Take the 2-minute tour ×
Webmasters Stack Exchange is a question and answer site for pro webmasters. It's 100% free, no registration required.

We have an application that needs to be built and are looking for some Java based portal framework. In last few days we have gone through over 10 different open source option Liferay, JetSpeed2, GateIn etc.

But they are all too complex to be judged so quickly. Can anyone suggest some framework which is ease to use but has the functionality to handle complex situations.

Most importantly, the portlets will run Flash/HTML5 content.

share|improve this question
add comment

closed as off topic by paulmorriss, John Conde Jul 29 '12 at 18:03

Questions on Webmasters Stack Exchange are expected to relate to webmastering within the scope defined by the community. Consider editing the question or leaving comments for improvement if you believe the question can be reworded to fit within the scope. Read more about reopening questions here.If this question can be reworded to fit the rules in the help center, please edit the question.

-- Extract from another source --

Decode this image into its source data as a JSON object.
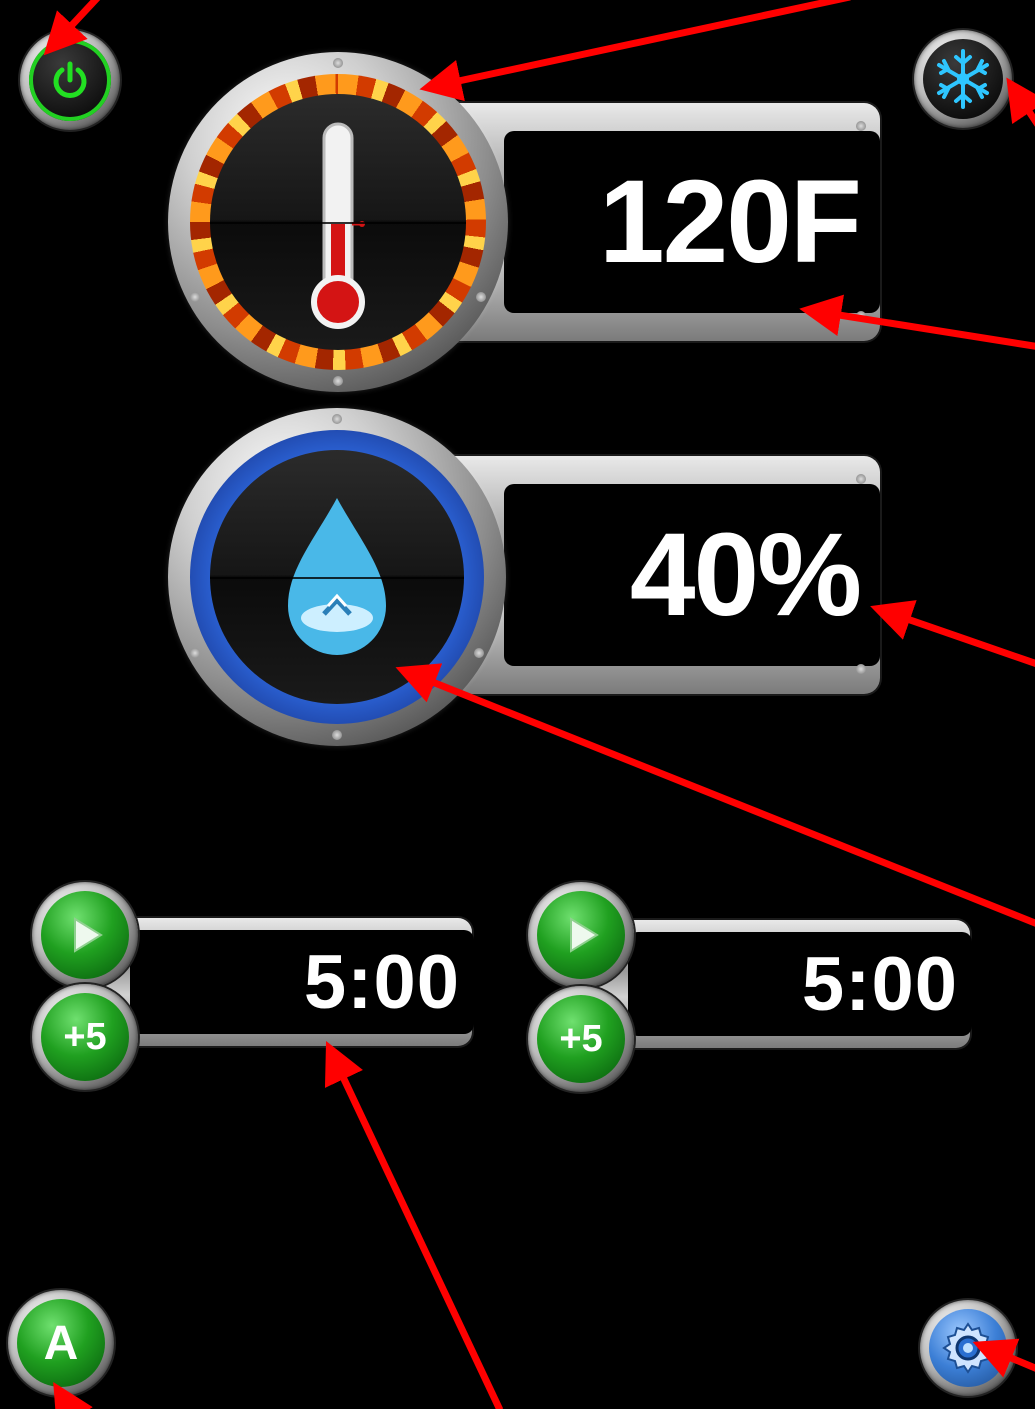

2 Answers

up vote 1 down vote accepted

We did a lot of this work, and found out a couple things:

  • Liferay is about the most feature rich of the portlet technologies. It does support flash/HTML5
  • Portlets in general are hard if you're trying to make a lot of them.
  • Liferay is one of the easiest to setup
  • Liferay is also one of the biggest and hungriest platforms.

Short of it is, if I had to use a portal platform, I would use Liferay. If I could do anything else, I would roll my own (which is what we did). While the feature set is great, it's not easy to setup dozens of portlets and easily develop/manage them. I would use a portlet when all I need to do is give a client a wiki and a basic intranet, but not much more.

All IMHO. Hope that helps!

share|improve this answer
    
I had to work with Liferay 2 years ago. It was a larger project running over 1.5 years. And I am happy that it is over. Liferay is full of bugs and veeery poor documentation. Most of the time the only javadoc you can find is the author name of the class - that's it! Maybe it is better today but the version I know was the most horrible thing I ever had to use in my life! –  Fabian Barney Jul 11 '12 at 13:31
    
@FabianBarney - Did you look at any other options? All the others have worse (I know, but it's true) documentation, and tend to be a lot harder to setup/manage. I'm with you on Liferay isn't really worth much, but sadly, in a pile of turds, it's the most polished and cleanest. (again IMHO) –  MaddHacker Jul 11 '12 at 15:42
add comment

Before you decide to use Liferay be sure to check these points first:

  • have a decent look at the javadoc (there is not much more than author tags)
  • read the Liferay forums
  • pretty URL support and such things if you need it
  • do not trust ANY feature until you verified it is working as expected
  • have a look at the bug tracker, especially the older unfixed bugs and how they deal with bugs and how they release bugfixes
  • have a look how they deal with bugs from older versions
  • check how it is working if you're using something else than Apache Tomcat

Just one thing which is symptomatic: I opened a bug on 11 Aug 2008 with a XSS vulnerability. First they tried to say that it isn't one, because they're doing some strange stuff instead of HTML-Escaping which should prevent this. Then I proved it's vulnerability and reopened it. It was accepted then but it is still unfixed 4 years later.

Another bug I remember: When you restrict access to parts of the forum to a user group only that group can see that forum. That's good. But when a user creates a new topic inside such a restricted forum this topic was accessable by everyone by default except the OP checked a checkbox in advanced options when creating that topic. So having the URL of that topic everyone could read it even when the forum where this topic is placed in has access restrictions. oO This might be fixed today, but I would not count on it. Nevertheless it shows how carefully you've to verify any feature if it is really suitable for your purpose.

Well, this all might be better nowadays. My experience is some years old. I do not know the other products you mentioned in detail but my recommendation is to NOT use Liferay until you're very sure you really really need it and it is suitable for you.

Features that are not working properly may be enough for impressive presentations but they do not count for production use.

And for the old Liferay version I tend to summarize: All show and no substance.

share|improve this answer
add comment

Not the answer you're looking for? Browse other questions tagged or ask your own question.